Unraveling the complex legacy of a callous genius
THE SANTA CLARA
October 22, 2015
I sipped my mint tea and listened to author, journalist and English Professor Michael Malone reflect about his former schoolmate and neighbor, Steve Jobs.
“There was something Napoleonic about Steve Jobs. He was a creature of will,” Malone said. “When you were around him it was exciting and thrilling because he was playing at such a high level, but it was also scary and disturbing because you felt that he just didn’t care.”
“About how people felt about him?” I asked.
“No. Just people.”
Malone grew up with Steve Jobs in Mountain View, California. He watched Jobs and Steve Wozniak build the Apple 1 in their garage. Later, he would write the book “Infinite Loop: How Apple, the World’s Most Insanely Great Computer Company, Went Insane.” Reminiscing, he used words like “imperious,” “smart,” “solipsistic,” “manipulative” and “kind of weird” to describe the young Jobs.
“He felt he was in the wrong place, wrong family, wrong milieu,” Malone said. “He was going to write his own reality.”
Jobs did of course, and during the late 70s and early to mid-80s, Jobs and Apple began to change the world. At the time, Malone covered this meteoric rise for the San Jose Mercury News. A singular and undeniably brilliant businessman, Jobs developed a reputation for being ruthless to his employees.
“I knew guys who worked for him at a senior level, who would dive out of the hallway and into an office when they saw Steve coming,” Malone said.
Jobs’s death over four years ago has vilified him as much as it has glorified him. This duality was apparent in my conversation with Malone, as well as during my viewing of the most recent Steve Jobs biopic, Steve Jobs.
The film takes place backstage over the course of 14 years at three separate product launches (the last of which being the sleek, rounded and colorful iMac). The film’s format is highly dramatized, so those looking for documentary-level realism are better suited watching Alex Gibney’s “Steve Jobs: The Man in the Machine” (worth viewing, regardless).
But despite its inaccuracies, “Steve Jobs” is a stellar film. Aaron Sorkin, writer of the thematically similar “The Social Network” (best screenplay of this decade, adapted or otherwise), fully develops his characters and gives them dialogue that has so much nuance, rhythm and wit that it’s like watching a carefully-choreographed spoken-word musical. Bringing his words to life are a handful of truly gifted actors in supporting roles.
The always delightful Kate Winslet plays Joanna Hoffman, Job’s loyal, beleaguered marketer. Seth Rogen delivers a restrained big-boy performance as Steve Wozniak, chafing at being thought of as a Garfunkel. And Jeff Daniels, a man born to read Sorkin’s repartee dialogue, shines as John Sculley, Job’s father figure and boss whose career tanked after earning a false reputation for firing Jobs and overseeing the launch of the massively unsuccessful, stylus-equipped Apple Newton (basically a chunky palm pilot).

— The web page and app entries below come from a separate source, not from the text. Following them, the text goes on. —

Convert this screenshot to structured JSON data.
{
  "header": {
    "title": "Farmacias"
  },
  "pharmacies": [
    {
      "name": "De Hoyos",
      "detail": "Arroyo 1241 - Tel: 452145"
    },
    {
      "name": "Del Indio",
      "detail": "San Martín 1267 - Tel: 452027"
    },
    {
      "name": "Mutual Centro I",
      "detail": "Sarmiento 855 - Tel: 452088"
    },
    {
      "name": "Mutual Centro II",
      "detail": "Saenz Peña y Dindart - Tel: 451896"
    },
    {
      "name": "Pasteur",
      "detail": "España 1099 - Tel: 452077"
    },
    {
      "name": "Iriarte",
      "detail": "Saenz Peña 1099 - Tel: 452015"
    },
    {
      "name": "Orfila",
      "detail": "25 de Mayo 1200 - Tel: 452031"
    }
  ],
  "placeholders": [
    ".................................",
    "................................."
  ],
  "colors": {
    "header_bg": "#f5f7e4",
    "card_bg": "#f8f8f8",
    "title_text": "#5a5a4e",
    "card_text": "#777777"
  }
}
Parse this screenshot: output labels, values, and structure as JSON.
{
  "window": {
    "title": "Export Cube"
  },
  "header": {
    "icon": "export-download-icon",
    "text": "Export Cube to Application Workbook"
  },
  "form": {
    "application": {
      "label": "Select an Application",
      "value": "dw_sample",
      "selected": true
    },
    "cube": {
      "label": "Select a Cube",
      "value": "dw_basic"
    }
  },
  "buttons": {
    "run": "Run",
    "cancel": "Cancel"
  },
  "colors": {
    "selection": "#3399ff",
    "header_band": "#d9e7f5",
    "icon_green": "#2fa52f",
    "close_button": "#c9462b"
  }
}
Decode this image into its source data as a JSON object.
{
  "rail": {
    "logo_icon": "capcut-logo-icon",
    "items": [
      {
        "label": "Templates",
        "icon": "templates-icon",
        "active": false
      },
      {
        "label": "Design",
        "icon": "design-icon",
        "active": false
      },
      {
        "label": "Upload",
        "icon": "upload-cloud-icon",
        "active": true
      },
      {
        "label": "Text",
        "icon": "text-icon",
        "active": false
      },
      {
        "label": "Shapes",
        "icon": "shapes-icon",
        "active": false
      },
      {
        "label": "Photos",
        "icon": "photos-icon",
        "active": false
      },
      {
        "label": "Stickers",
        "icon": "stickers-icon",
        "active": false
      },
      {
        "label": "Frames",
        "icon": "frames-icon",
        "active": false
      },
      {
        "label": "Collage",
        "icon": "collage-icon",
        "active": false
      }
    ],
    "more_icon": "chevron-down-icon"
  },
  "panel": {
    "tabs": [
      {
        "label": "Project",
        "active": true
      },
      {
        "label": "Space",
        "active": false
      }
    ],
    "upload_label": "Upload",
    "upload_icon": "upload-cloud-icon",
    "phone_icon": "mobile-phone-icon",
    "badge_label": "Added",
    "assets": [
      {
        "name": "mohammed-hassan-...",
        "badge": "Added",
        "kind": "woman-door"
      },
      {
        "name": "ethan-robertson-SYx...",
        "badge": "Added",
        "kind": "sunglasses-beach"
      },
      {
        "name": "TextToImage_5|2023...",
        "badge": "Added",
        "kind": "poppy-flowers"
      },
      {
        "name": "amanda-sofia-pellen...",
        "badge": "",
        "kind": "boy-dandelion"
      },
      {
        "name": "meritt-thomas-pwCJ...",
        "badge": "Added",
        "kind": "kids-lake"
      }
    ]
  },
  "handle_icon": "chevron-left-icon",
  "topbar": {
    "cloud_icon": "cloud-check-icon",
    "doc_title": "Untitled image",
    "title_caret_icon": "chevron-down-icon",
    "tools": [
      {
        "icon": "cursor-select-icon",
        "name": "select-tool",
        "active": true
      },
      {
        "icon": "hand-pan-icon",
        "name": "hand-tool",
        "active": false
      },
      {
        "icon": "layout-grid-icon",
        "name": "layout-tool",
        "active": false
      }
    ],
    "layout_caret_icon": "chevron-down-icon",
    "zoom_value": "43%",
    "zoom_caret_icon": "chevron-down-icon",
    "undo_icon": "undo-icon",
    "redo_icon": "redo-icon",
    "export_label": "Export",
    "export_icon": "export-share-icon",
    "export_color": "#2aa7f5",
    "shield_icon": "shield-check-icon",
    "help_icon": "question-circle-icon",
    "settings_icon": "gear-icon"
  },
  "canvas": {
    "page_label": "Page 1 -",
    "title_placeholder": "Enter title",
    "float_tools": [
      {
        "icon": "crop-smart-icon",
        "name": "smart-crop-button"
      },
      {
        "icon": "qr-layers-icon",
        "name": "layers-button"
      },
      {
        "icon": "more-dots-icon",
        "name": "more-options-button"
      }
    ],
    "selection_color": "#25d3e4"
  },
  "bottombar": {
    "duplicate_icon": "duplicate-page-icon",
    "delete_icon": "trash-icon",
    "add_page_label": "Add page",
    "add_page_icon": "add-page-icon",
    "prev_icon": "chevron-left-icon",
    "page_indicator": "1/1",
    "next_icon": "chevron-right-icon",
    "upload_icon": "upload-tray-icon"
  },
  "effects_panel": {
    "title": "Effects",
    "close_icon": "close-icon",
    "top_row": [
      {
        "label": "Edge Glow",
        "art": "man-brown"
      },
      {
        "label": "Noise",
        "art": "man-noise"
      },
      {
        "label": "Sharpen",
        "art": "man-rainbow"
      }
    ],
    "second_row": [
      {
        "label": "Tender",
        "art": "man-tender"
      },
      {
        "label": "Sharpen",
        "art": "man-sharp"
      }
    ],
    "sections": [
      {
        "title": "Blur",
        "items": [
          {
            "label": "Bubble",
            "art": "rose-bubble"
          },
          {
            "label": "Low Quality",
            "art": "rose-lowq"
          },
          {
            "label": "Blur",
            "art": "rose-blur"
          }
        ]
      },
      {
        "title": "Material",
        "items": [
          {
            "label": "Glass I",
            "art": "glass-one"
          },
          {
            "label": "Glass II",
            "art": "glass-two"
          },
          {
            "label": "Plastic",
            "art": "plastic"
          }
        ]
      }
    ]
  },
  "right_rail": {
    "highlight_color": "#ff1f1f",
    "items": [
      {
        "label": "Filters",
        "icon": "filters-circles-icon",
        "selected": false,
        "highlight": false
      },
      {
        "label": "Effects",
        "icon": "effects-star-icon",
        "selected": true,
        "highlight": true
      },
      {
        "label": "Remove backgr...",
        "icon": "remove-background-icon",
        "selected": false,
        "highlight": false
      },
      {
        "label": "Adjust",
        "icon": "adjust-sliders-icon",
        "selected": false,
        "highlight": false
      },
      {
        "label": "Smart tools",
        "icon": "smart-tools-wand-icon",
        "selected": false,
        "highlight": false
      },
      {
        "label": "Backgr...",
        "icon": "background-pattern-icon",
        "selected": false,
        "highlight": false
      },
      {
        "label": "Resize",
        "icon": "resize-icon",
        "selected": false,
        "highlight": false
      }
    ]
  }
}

But the heart of this film is Michael Fassbender’s immersive and frighteningly believable performance as the title character. He nails the high, grating voice, subtly captures the pre- and post-temper tantrum body language and gives the film a lurking and haunting presence that, based on my conversation with Professor Malone, Steve Jobs undeniably had.
These theatrical elements are brought to life by director Danny Boyle. His work here is solid, particularly the entrancing tracking shots he uses to beautifully capture the Sorkin walk-and-talks.
I could have done without the constant barrage of his trademark canted angles, which came across as superfluous and ultimately self-indulgent, but they didn’t really detract from the action they portrayed.
One particular scene towards the end of the film really emphasized what Professor Malone had told me about Steve Jobs.
An argument ensues between Rogen’s Wozniak and Fassbender’s Jobs. Jobs angrily refuses Woz’s simple request to mention the Apple 2 team at the iMac launch and berates his friend in front of a number of Apple employees and reporters. Devastated and defeated, Woz stomps out of the concert hall, parting with the words, “you can be gifted and decent.”
There lies the problem with Steve Jobs. Yes, he changed the world. He thought different. But he also hurt a lot of people along the way. Did he have to do the awful things he did to get to the great places he wanted to go? Could he have been Steve Jobs without being that Steve Jobs?
“Most people are willing to give him the benefit of the doubt, but I’m not,” Malone said. “I think he could have done the same great things he did without being a (jerk). I don’t forgive him for being a (jerk). But I celebrate his accomplishments.”
Contact Jimmy Flynn at firstname.lastname@example.org or call (408) 554-4852.